▸ Exercise aim
Repeat the records in full, exactly.

◇ ◇ ◇ ◇ ◇ ◇ ◇

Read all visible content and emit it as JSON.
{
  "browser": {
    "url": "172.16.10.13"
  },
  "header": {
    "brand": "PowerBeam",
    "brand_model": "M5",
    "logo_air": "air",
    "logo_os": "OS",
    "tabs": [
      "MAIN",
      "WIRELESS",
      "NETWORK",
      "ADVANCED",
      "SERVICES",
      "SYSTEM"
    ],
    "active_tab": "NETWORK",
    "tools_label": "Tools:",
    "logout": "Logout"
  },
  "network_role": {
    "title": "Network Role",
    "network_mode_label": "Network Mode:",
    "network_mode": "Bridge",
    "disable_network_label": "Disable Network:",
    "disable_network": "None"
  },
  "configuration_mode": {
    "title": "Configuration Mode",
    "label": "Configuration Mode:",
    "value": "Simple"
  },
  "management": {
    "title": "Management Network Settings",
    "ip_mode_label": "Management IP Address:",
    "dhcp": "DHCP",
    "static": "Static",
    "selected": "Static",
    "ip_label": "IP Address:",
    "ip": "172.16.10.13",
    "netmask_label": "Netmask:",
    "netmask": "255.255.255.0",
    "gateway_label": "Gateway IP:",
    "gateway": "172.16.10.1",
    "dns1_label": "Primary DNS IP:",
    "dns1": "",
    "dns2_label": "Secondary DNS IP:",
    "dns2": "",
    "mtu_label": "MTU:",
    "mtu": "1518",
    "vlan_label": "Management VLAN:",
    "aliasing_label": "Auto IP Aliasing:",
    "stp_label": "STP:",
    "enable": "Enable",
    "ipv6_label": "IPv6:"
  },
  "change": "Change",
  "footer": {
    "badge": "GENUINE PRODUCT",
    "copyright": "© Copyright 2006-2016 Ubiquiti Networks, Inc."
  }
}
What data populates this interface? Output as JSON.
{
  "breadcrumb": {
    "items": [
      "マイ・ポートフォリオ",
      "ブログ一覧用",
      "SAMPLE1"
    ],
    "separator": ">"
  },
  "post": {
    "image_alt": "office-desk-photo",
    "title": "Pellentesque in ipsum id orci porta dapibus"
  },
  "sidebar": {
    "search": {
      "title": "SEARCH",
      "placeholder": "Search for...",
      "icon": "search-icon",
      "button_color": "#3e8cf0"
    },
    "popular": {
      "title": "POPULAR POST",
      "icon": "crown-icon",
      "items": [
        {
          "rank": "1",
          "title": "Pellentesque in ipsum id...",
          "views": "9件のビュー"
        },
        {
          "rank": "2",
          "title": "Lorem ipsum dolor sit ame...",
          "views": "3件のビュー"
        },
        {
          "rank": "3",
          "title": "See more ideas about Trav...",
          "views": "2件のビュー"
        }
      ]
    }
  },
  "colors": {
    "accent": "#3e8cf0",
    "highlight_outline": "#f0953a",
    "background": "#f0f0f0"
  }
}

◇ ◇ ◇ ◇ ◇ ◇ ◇

▸ Response area
Read all visible content and emit it as JSON.
{
  "browser": {
    "url": "172.16.10.13"
  },
  "header": {
    "brand": "PowerBeam",
    "brand_model": "M5",
    "logo_air": "air",
    "logo_os": "OS",
    "tabs": [
      "MAIN",
      "WIRELESS",
      "NETWORK",
      "ADVANCED",
      "SERVICES",
      "SYSTEM"
    ],
    "active_tab": "NETWORK",
    "tools_label": "Tools:",
    "logout": "Logout"
  },
  "network_role": {
    "title": "Network Role",
    "network_mode_label": "Network Mode:",
    "network_mode": "Bridge",
    "disable_network_label": "Disable Network:",
    "disable_network": "None"
  },
  "configuration_mode": {
    "title": "Configuration Mode",
    "label": "Configuration Mode:",
    "value": "Simple"
  },
  "management": {
    "title": "Management Network Settings",
    "ip_mode_label": "Management IP Address:",
    "dhcp": "DHCP",
    "static": "Static",
    "selected": "Static",
    "ip_label": "IP Address:",
    "ip": "172.16.10.13",
    "netmask_label": "Netmask:",
    "netmask": "255.255.255.0",
    "gateway_label": "Gateway IP:",
    "gateway": "172.16.10.1",
    "dns1_label": "Primary DNS IP:",
    "dns1": "",
    "dns2_label": "Secondary DNS IP:",
    "dns2": "",
    "mtu_label": "MTU:",
    "mtu": "1518",
    "vlan_label": "Management VLAN:",
    "aliasing_label": "Auto IP Aliasing:",
    "stp_label": "STP:",
    "enable": "Enable",
    "ipv6_label": "IPv6:"
  },
  "change": "Change",
  "footer": {
    "badge": "GENUINE PRODUCT",
    "copyright": "© Copyright 2006-2016 Ubiquiti Networks, Inc."
  }
}
What data populates this interface? Output as JSON.
{
  "breadcrumb": {
    "items": [
      "マイ・ポートフォリオ",
      "ブログ一覧用",
      "SAMPLE1"
    ],
    "separator": ">"
  },
  "post": {
    "image_alt": "office-desk-photo",
    "title": "Pellentesque in ipsum id orci porta dapibus"
  },
  "sidebar": {
    "search": {
      "title": "SEARCH",
      "placeholder": "Search for...",
      "icon": "search-icon",
      "button_color": "#3e8cf0"
    },
    "popular": {
      "title": "POPULAR POST",
      "icon": "crown-icon",
      "items": [
        {
          "rank": "1",
          "title": "Pellentesque in ipsum id...",
          "views": "9件のビュー"
        },
        {
          "rank": "2",
          "title": "Lorem ipsum dolor sit ame...",
          "views": "3件のビュー"
        },
        {
          "rank": "3",
          "title": "See more ideas about Trav...",
          "views": "2件のビュー"
        }
      ]
    }
  },
  "colors": {
    "accent": "#3e8cf0",
    "highlight_outline": "#f0953a",
    "background": "#f0f0f0"
  }
}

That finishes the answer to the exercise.